3 min read
Unlike the problems crippling Asia's economy, Russia's economic and political crisis is not likely to have an impact on U.S. technology stocks, most analysts agree.

Last week Russia devalued its currency, sending its market plunging and sending jitters throughout global markets. Hoping to stem growing political instability and fear of a major economic crisis, Russian President Boris Yeltsin sacked his 36-year-old prime minister and replaced him with Viktor Chernomyrdin, a seasoned Russian leader.

"Russia's impact on U.S. tech stocks will be more psychological than anything else," said Benny Choi, an analyst at the global equities research firm East/West Securities. Harder hit will be European countries such as Germany, which lent money to Russia.

"As far as high-tech is concerned, the only minor impact will be slightly fewer exports," Choi added.

But, after getting burned by the Asian markets, many computer companies have been wary of the emerging Eastern European markets, including Russia.

"Tech companies have been very careful to manage their exposure because Eastern European countries don't have a lot of hard currency," said Louis Mazzucchelli, an analyst at Gerard Klauer Mattison. "It's just not like Asia, where everyone rushed in and made big investments, then got hurt badly because they were getting large amounts of their revenue from that region."

Mazzucchelli also said that neither Dell Computer, Compaq Computer, Apple Computer, nor Gateway 2000 were fazed by the crisis in Russia.

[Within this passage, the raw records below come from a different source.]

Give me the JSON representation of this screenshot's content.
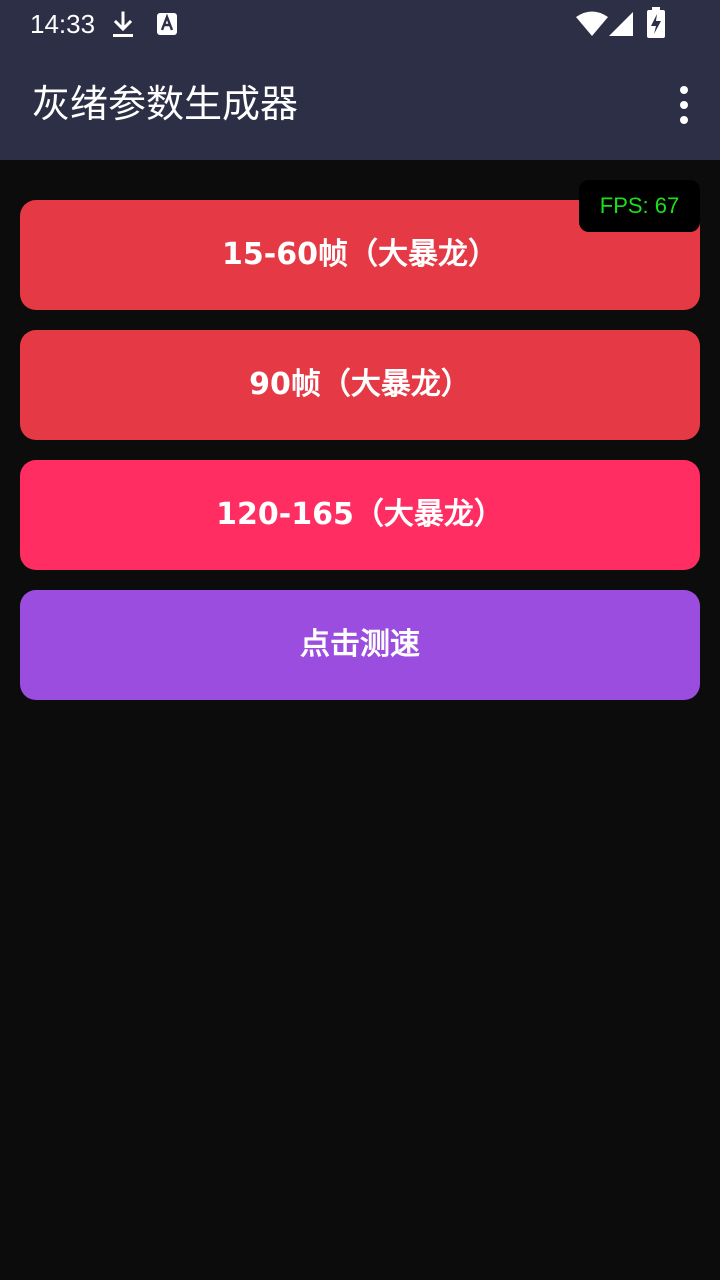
{
  "status_bar": {
    "time": "14:33",
    "icons": [
      "download-icon",
      "text-a-icon",
      "wifi-icon",
      "signal-icon",
      "battery-charging-icon"
    ]
  },
  "app_bar": {
    "title": "灰绪参数生成器",
    "menu_icon": "more-vert-icon"
  },
  "fps_overlay": {
    "text": "FPS: 67",
    "color": "#19e019"
  },
  "buttons": [
    {
      "label": "15-60帧（大暴龙）",
      "color": "#e63946"
    },
    {
      "label": "90帧（大暴龙）",
      "color": "#e63946"
    },
    {
      "label": "120-165（大暴龙）",
      "color": "#ff2d62"
    },
    {
      "label": "点击测速",
      "color": "#9b4ddf"
    }
  ],
  "colors": {
    "app_bar": "#2c2f45",
    "background": "#0c0c0c"
  }
}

Few tech companies even have a presence in Russia. International Business Machines, for example, has no production facilities there, and maintains only a sales force, according to Fred McNeese, a spokesman for IBM's international units.

Microsoft also maintains a sales force in Russia, but conducts no research and development or production facilities there, according to Erin Brewer, a spokeswoman for the software giant.

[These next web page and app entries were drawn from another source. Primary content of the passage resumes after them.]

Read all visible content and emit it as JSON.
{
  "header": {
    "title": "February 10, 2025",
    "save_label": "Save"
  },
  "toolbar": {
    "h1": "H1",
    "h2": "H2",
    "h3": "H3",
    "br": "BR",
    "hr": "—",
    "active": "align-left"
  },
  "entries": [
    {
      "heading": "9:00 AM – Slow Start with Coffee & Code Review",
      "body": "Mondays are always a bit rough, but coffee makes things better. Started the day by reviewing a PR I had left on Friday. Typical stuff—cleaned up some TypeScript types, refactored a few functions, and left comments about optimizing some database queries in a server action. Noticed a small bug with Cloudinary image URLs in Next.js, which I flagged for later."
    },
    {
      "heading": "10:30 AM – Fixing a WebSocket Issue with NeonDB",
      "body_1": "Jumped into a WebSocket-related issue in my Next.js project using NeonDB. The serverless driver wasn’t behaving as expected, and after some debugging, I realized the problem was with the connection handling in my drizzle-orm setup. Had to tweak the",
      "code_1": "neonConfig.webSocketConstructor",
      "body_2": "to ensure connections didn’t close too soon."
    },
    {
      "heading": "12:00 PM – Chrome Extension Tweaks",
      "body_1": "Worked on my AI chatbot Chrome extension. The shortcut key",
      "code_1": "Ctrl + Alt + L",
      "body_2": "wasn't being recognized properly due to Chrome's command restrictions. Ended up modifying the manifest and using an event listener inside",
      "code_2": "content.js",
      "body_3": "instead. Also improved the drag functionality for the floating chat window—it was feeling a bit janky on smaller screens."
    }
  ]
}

Silicon Graphics has probably the one of the largest Russian presences of any U.S. tech company. Last year it bought privately held 3D Internet software developer ParaGraph International, a company that was cofounded in 1989 in Russia by world chess champion Garry Kasparov.

"Silicon Graphics is not getting any significant percentage of their revenue from Russia--less than 2 percent," said Ken McBride, an analyst at Salomon Smith Barney. "Generally, from the tech point of view, Russia has a very insignificant percentage of the tech sector."

Silicon Graphics has a presence in Russia because it focuses on scientific computing and is benefiting from the cheap workforce that has become available in Russia from the country's surplus supply of computer Ph.Ds, Mazzucchelli said.

Many analysts agree that most tech companies generally have looked to Western Europe and Asia to drive their growth. Asia, of course, put a damper on that growth.

Even the telecommunications' sector barely has been affected by Russia's turmoil, said some analysts.

"Russia has not been a huge player in the telco area at this point," said Raj Srikanth, an analyst at Schroder & Company. "However, if China devalues its currency, that would have a dramatic impact on the sector because China and Japan have been huge participants in the global telco build-up."

One analyst even ventured to say that the Russia crisis may even have a positive impact on U.S. tech stocks.

"[The Russia crisis] has increased the risk premium on all emerging markets' debt and equity prices," said Ed Meihaus, vice president and chief investment officer at the research firm the Hanseatic Group. "This [increased risk premium] may translate into an increased flow of dollars to the U.S. markets, which could benefit tech stocks."